            </plugin>
        </plugins>
    </build>
</project>

Run the following command on the terminal to create the distributable fat jar,

mvn package

Now the run program again with the following command. Now the application works without any runtime errors!

java -cp shadedemo-0.0.1-SNAPSHOT.jar com.quickprogrammingtips.demo.shadedemo.App

Please enter your name: QPT

Hello QPT

Apache maven shade plugin also supports executable jar files. Let us modify the pom.xml again to configure an executable jar file,

<project xmlns="http://maven.apache.org/POM/4.0.0" xmlns:xsi="http://www.w3.org/2001/XMLSchema-instance"
    xsi:schemaLocation="http://maven.apache.org/POM/4.0.0 http://maven.apache.org/xsd/maven-4.0.0.xsd">
    <modelVersion>4.0.0</modelVersion>

    <groupId>com.quickprogrammingtips.demo</groupId>
    <artifactId>shadedemo</artifactId>
    <version>0.0.1-SNAPSHOT</version>
    <packaging>jar</packaging>

    <name>shadedemo</name>
    <url>http://maven.apache.org</url>

    <properties>
        <project.build.sourceEncoding>UTF-8</project.build.sourceEncoding>
    </properties>

    <dependencies>
        <dependency>
            <groupId>org.apache.commons</groupId>
            <artifactId>commons-lang3</artifactId>
            <version>3.5</version>
        </dependency>
    </dependencies>
    <build>
        <plugins>
            <plugin>
                <groupId>org.apache.maven.plugins</groupId>
                <artifactId>maven-shade-plugin</artifactId>
                <version>3.0.0</version>
                <configuration>
                    <transformers>
                        <transformer
                            implementation= "org.apache.maven.plugins.shade.resource.ManifestResourceTransformer">
                            <mainClass>com.quickprogrammingtips.demo.shadedemo.App</mainClass>
                        </transformer>
                    </transformers>
                </configuration>
                <executions>
                    <execution>
                        <phase>package</phase>
                        <goals>
                            <goal>shade</goal>
                        </goals>
                    </execution>
                </executions>
            </plugin>
        </plugins>
    </build>
</project>

Now you can directly run the jar file without specifying a class name,

java -jar shadedemo-0.0.1-SNAPSHOT.jar

To verify the inclusion of the dependent class files in the fat jar, you can extract the jar and inspect its contents.

contents-of-apache-shaded-jar

What is New in Spring Boot 2.0

Spring Boot 2 is a major upcoming release (scheduled for November 2017) with a number of dependency upgrades.

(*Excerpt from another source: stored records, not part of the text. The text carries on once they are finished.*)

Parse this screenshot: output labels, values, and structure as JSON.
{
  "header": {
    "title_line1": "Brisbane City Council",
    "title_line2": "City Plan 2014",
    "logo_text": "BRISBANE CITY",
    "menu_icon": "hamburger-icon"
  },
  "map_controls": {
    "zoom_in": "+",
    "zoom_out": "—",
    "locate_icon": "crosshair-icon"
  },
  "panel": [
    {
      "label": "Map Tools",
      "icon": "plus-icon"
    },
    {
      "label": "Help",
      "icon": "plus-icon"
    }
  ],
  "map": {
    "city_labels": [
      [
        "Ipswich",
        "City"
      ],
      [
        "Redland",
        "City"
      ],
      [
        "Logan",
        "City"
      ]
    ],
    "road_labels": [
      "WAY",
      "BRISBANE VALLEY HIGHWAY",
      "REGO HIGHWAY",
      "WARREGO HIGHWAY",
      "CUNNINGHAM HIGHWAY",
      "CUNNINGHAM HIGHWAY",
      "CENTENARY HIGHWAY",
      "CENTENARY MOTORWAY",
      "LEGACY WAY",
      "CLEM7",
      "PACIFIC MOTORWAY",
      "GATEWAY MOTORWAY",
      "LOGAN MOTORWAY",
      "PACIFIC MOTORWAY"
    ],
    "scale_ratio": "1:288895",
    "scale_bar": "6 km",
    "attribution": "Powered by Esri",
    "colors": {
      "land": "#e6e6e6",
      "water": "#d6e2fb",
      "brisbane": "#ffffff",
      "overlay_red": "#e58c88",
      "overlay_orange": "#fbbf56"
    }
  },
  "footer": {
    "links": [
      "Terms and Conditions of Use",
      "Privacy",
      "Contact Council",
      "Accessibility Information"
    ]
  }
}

Spring boot requires a more recent version of the following tools and frameworks.

  • Spring Boot 2 requires spring framework 5 or above. Spring framework 5 now requires Java 8 and Java EE 7 API. It also has full compatibility with JDK 9. Spring 5 also requires Tiles 3 and Hibernate 5 (older versions are no longer supported). Spring 5 also introduces a number of features for reactive programming model.
  • Spring Boot 2 requires JDK 8 or later. It won’t work on JDK 6 and 7!
  • Spring Boot 2 requires Jetty 9.4 or above, Tomcat 8.5 or above, Hibernate 5.2 or above and Gradle 3.4 or above.

Following are some of the core changes in spring boot platform,

  • The spring security and spring session filters are now auto-configured with ASYNC, ERROR, and REQUEST dispatcher types. This is to align spring boot defaults with spring 5 defaults.
  • The @ConditionalOnBean now uses logical AND for combining conditions (this was OR in spring boot 1.x). This is an important change for spring boot 1.x to 2.x migration.
  • Spring boot 2.x removed support for the CRaSH remote shell since the CRaSH project itself is no longer actively supported.

If you are interested in the upcoming spring boot releases and spring boot roadmap, check out the official milestones page.